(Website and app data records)
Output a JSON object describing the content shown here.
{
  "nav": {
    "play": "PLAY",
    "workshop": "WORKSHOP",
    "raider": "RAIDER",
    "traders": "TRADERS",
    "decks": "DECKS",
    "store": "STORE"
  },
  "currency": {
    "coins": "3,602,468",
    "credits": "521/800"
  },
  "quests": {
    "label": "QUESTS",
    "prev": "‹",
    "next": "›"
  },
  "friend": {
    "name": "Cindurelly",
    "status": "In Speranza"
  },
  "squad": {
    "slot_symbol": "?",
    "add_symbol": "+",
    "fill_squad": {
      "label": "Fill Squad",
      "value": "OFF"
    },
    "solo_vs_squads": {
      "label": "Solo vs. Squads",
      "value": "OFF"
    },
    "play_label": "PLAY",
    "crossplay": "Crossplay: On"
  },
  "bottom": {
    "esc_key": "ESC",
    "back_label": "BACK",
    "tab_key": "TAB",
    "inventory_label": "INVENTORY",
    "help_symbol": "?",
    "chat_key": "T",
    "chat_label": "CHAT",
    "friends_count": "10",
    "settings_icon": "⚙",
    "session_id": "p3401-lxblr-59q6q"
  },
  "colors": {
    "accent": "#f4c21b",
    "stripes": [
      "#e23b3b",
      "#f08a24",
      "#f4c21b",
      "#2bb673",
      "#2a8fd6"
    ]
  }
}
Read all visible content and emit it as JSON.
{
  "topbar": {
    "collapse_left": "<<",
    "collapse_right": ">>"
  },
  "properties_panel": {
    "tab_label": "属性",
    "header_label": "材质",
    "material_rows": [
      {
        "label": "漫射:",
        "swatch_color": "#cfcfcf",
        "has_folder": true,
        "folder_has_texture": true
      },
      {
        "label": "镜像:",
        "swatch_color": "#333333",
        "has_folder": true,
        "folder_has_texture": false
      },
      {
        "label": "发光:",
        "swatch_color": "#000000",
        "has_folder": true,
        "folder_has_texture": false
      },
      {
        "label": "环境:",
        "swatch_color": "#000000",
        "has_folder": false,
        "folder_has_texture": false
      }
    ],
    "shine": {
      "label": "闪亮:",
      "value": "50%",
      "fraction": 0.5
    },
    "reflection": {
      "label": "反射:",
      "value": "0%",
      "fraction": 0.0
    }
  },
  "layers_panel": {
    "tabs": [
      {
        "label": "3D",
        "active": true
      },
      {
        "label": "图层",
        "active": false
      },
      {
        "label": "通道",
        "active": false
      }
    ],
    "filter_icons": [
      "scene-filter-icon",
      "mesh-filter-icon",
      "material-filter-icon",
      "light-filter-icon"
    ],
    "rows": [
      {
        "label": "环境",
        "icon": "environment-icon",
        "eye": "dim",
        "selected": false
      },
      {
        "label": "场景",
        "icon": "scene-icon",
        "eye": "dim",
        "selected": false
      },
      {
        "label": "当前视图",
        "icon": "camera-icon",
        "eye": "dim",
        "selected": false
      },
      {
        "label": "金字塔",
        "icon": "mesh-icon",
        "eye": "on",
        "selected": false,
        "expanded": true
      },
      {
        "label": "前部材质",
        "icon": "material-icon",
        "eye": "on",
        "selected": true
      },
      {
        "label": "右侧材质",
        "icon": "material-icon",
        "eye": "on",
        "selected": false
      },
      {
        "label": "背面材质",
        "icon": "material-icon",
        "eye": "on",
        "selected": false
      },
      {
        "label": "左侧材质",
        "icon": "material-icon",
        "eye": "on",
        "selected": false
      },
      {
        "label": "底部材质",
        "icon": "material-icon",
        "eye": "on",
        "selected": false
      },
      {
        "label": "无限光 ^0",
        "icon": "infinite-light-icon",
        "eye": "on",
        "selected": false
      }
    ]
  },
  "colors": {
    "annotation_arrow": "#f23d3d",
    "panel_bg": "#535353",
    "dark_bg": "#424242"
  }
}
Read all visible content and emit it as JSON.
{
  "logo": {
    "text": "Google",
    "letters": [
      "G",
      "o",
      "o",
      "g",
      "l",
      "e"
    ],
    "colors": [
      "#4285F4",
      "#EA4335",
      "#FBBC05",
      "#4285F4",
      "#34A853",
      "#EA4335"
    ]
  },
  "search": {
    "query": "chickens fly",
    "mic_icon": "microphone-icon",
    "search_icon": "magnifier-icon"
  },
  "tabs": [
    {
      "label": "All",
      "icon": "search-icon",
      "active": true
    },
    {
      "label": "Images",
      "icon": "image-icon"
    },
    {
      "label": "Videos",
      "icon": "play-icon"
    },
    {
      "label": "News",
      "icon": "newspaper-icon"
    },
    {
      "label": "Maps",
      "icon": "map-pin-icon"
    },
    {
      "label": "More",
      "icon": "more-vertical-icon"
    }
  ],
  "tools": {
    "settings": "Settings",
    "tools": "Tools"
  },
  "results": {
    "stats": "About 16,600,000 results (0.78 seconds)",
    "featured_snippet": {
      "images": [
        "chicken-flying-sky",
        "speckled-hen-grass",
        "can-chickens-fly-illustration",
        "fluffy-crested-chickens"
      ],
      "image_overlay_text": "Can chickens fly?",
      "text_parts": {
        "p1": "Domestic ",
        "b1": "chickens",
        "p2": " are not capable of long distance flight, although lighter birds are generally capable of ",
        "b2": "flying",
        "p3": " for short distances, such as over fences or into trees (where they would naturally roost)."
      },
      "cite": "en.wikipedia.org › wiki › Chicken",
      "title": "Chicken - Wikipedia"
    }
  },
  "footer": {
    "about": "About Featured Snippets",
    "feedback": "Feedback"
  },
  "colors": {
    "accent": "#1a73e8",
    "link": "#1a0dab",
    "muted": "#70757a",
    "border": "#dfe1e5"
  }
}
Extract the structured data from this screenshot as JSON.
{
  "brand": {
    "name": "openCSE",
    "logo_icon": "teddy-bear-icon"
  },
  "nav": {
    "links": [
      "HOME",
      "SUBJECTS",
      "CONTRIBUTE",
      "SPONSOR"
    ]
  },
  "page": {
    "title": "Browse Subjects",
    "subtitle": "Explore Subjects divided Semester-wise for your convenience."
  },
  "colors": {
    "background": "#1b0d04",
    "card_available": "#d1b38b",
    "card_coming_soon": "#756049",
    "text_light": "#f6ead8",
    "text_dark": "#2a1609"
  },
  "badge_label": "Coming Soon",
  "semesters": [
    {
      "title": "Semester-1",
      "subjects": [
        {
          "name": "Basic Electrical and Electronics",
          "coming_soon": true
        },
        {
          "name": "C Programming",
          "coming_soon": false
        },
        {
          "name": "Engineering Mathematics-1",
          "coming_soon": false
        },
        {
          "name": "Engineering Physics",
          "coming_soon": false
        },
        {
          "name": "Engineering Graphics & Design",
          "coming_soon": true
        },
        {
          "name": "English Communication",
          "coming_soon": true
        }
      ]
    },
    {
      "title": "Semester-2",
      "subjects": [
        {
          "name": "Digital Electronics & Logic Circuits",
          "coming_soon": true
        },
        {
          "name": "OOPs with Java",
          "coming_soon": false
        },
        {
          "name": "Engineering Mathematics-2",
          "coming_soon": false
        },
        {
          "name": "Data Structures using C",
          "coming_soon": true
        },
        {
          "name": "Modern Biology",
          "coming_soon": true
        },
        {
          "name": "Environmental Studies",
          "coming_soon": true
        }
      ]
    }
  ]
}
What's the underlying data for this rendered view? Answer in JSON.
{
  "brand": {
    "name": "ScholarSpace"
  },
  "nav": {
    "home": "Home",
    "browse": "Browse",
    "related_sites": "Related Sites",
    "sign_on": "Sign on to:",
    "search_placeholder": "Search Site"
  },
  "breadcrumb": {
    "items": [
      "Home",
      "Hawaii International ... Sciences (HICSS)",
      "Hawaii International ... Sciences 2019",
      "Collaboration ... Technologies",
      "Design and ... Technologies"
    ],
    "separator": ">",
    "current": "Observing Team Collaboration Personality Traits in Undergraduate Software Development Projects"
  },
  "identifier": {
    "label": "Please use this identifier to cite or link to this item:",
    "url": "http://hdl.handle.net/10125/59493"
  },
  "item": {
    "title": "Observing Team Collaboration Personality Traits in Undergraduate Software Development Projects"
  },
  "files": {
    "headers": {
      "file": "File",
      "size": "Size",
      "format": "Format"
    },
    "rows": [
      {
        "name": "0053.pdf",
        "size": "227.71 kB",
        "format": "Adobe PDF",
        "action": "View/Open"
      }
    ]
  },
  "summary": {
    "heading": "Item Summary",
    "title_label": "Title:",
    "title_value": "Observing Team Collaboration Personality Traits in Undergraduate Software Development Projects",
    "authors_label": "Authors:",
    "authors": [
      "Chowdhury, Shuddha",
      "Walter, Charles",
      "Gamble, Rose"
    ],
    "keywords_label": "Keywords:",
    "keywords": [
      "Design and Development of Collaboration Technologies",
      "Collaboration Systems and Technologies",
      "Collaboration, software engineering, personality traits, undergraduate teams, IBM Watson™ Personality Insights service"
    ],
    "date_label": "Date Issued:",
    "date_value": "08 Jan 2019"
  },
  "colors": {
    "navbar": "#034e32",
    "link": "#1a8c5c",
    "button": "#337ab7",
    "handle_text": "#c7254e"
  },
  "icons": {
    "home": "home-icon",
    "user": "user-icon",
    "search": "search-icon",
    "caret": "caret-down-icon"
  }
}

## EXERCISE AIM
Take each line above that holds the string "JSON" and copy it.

## SOLUTION FOR THIS PROBLEM
Output a JSON object describing the content shown here.
Read all visible content and emit it as JSON.
Read all visible content and emit it as JSON.
Extract the structured data from this screenshot as JSON.
What's the underlying data for this rendered view? Answer in JSON.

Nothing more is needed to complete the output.